__How to complete this task__.
Search the lines of the records for the word "title", and copy every line that has it.
____ Supplied data
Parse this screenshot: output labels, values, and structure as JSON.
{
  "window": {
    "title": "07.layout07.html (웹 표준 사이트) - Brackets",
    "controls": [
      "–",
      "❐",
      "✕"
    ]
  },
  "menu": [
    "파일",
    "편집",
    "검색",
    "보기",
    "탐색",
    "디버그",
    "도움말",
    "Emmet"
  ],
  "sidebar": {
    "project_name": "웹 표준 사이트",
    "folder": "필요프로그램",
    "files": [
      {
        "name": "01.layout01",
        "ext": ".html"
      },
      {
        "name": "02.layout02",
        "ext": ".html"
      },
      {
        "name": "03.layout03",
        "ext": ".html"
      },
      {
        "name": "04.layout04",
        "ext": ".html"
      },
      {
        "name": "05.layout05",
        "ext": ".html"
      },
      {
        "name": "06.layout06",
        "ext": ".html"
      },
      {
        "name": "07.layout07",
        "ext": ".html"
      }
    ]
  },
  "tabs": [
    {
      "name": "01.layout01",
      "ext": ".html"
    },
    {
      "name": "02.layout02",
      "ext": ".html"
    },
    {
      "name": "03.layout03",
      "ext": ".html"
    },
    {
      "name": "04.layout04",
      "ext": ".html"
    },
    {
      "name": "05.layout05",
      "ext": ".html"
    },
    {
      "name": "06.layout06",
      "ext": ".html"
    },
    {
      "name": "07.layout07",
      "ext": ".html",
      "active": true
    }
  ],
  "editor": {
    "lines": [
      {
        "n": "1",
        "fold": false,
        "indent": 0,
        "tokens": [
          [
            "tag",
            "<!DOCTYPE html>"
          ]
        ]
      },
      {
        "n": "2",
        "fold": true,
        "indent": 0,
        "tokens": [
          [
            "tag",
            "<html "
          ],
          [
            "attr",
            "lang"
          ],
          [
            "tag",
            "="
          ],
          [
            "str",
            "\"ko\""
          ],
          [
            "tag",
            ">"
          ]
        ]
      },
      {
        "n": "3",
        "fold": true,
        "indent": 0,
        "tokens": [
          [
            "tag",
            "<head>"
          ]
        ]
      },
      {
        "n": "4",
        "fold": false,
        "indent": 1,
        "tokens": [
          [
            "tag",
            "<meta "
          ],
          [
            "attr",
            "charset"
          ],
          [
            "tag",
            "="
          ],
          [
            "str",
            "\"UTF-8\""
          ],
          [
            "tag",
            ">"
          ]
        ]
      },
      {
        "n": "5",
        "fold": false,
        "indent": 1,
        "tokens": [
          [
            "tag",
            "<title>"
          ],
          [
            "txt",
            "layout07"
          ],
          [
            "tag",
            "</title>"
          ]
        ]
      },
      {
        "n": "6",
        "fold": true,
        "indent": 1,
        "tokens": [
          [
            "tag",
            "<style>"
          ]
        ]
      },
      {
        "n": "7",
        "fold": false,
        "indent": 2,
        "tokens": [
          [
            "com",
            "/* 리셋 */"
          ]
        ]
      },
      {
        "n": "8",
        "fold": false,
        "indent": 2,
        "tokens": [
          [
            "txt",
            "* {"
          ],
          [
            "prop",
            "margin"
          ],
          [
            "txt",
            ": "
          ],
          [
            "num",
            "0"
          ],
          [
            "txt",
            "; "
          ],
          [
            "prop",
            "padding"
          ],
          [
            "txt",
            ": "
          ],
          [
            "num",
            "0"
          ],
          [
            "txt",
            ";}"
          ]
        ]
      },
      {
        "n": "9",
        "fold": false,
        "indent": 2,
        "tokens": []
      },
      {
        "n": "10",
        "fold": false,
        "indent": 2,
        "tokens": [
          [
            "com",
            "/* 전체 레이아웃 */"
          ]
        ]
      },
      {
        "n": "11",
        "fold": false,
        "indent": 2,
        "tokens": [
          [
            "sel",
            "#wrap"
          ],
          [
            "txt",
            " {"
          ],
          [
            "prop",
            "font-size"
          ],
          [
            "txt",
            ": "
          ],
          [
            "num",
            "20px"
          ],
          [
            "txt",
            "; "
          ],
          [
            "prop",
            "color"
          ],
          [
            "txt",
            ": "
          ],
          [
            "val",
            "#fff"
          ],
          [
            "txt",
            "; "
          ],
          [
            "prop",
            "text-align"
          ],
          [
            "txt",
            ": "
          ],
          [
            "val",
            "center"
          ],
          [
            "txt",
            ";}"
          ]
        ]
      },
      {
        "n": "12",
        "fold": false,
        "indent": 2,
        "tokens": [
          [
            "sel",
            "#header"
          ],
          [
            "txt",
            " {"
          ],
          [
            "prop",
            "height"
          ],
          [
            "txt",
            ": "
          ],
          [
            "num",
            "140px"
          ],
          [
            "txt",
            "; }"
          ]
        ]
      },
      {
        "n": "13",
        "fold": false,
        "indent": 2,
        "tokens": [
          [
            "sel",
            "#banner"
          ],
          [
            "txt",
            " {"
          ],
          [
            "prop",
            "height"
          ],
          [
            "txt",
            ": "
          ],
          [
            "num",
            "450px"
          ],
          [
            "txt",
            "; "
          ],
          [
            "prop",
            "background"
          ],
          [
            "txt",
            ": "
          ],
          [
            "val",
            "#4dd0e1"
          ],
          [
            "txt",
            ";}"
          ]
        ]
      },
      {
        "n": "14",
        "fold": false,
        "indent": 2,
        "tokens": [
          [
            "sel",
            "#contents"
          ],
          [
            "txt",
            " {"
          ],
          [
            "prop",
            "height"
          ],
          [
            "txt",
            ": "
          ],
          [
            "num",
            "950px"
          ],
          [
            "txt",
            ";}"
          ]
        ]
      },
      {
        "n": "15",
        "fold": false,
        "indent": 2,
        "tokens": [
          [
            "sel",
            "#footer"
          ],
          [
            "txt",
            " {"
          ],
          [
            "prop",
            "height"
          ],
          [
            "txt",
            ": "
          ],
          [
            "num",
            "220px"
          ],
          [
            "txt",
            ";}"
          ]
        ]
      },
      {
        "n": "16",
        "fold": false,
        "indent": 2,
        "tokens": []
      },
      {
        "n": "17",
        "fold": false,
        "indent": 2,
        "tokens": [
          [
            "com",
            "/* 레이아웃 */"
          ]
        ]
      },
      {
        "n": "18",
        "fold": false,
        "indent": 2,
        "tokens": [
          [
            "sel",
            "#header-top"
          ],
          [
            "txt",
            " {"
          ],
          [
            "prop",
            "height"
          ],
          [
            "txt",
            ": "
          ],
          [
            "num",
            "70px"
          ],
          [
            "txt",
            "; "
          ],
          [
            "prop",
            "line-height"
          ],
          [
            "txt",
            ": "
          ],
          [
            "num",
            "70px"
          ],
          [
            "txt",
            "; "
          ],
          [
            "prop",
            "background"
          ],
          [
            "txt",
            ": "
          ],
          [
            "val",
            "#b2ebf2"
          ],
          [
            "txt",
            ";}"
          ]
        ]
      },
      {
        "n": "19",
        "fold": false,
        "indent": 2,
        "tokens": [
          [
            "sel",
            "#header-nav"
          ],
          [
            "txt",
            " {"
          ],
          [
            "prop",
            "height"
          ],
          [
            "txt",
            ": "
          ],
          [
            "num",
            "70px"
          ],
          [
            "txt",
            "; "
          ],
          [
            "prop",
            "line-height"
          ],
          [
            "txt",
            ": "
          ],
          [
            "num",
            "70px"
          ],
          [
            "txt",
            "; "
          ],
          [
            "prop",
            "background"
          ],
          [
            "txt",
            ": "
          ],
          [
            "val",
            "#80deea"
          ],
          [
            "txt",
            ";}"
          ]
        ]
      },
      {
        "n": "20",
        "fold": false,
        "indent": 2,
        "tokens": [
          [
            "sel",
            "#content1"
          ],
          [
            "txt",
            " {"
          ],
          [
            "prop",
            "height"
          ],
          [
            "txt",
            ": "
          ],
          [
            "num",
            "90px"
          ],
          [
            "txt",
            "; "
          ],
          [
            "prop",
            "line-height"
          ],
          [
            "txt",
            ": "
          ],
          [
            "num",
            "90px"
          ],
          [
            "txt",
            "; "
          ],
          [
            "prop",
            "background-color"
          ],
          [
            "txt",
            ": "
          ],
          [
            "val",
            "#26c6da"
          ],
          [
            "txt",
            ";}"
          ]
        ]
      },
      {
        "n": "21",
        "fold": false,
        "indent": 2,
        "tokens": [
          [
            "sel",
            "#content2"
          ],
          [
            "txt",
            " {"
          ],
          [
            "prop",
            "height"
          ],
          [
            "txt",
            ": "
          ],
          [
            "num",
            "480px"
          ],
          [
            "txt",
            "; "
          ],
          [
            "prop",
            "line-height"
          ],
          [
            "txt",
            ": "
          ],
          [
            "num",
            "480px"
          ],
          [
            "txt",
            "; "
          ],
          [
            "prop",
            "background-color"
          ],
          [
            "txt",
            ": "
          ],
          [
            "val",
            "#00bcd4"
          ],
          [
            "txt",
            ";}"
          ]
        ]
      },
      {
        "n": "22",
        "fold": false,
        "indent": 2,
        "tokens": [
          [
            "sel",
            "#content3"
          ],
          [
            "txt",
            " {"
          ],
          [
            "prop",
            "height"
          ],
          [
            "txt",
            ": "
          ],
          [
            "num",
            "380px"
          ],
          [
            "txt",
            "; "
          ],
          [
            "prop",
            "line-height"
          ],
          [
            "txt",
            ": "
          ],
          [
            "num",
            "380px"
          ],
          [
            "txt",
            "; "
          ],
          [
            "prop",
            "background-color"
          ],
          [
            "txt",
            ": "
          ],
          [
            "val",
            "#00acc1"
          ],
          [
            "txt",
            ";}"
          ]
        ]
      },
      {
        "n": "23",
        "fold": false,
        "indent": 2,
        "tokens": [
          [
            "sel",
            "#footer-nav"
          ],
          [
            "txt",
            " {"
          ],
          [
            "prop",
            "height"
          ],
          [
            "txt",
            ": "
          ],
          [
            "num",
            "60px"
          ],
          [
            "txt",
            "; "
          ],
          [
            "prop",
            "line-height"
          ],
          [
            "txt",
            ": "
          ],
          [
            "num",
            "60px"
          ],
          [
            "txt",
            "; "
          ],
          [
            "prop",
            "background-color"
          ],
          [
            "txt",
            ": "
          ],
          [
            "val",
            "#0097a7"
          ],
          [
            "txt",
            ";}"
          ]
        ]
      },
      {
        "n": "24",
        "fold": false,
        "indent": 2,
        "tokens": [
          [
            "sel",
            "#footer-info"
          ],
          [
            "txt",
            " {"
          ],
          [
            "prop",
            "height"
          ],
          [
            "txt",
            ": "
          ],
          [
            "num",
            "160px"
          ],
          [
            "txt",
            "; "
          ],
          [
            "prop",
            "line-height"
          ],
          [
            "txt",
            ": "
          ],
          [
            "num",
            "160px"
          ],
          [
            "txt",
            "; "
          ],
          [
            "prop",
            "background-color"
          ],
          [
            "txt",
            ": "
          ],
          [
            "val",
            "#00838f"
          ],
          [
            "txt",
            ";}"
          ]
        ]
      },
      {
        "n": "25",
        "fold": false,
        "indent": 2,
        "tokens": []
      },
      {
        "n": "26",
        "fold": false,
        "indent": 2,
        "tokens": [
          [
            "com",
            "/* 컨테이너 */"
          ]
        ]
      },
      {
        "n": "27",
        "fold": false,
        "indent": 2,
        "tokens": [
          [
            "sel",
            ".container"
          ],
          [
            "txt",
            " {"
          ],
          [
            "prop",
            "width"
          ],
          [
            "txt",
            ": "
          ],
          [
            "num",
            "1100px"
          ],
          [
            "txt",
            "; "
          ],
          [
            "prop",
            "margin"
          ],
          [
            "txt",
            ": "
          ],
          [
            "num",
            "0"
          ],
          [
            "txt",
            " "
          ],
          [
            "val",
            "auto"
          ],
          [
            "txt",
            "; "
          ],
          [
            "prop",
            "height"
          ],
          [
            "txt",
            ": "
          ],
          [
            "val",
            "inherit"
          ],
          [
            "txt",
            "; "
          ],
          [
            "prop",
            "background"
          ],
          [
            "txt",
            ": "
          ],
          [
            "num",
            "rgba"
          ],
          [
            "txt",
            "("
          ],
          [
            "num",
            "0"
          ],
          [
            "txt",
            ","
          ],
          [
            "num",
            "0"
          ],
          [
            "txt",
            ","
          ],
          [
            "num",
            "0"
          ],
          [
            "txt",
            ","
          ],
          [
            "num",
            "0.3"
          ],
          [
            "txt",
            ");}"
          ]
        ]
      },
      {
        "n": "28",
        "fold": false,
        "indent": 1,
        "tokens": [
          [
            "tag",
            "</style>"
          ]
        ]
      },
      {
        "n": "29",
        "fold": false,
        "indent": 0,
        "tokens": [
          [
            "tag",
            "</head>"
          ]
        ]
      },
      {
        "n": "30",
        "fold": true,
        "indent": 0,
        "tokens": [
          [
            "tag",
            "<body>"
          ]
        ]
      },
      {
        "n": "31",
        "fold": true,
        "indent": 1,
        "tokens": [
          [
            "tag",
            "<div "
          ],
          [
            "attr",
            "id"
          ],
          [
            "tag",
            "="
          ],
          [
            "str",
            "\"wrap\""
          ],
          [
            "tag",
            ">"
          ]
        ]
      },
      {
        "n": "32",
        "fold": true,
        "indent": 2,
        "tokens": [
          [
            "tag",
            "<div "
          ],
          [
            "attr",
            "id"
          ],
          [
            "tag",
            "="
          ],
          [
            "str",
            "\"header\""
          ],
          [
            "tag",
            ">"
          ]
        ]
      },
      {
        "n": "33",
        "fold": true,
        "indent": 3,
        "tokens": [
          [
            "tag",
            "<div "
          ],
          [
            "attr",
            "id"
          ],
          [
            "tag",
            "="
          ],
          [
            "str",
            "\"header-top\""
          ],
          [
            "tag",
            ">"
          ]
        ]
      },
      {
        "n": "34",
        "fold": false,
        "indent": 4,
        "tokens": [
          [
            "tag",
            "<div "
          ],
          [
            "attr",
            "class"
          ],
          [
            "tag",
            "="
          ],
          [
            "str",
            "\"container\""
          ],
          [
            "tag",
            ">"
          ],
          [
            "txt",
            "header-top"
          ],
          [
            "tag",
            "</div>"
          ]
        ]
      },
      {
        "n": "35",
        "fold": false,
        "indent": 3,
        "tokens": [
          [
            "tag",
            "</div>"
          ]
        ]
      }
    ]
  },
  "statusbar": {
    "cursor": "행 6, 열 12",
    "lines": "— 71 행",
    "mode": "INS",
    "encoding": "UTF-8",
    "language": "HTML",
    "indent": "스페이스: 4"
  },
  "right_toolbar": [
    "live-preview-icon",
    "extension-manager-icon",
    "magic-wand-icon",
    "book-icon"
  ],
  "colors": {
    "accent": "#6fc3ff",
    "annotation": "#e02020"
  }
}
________
__Answer to this problem__.
    "title": "07.layout07.html (웹 표준 사이트) - Brackets",
            "<title>"
            "</title>"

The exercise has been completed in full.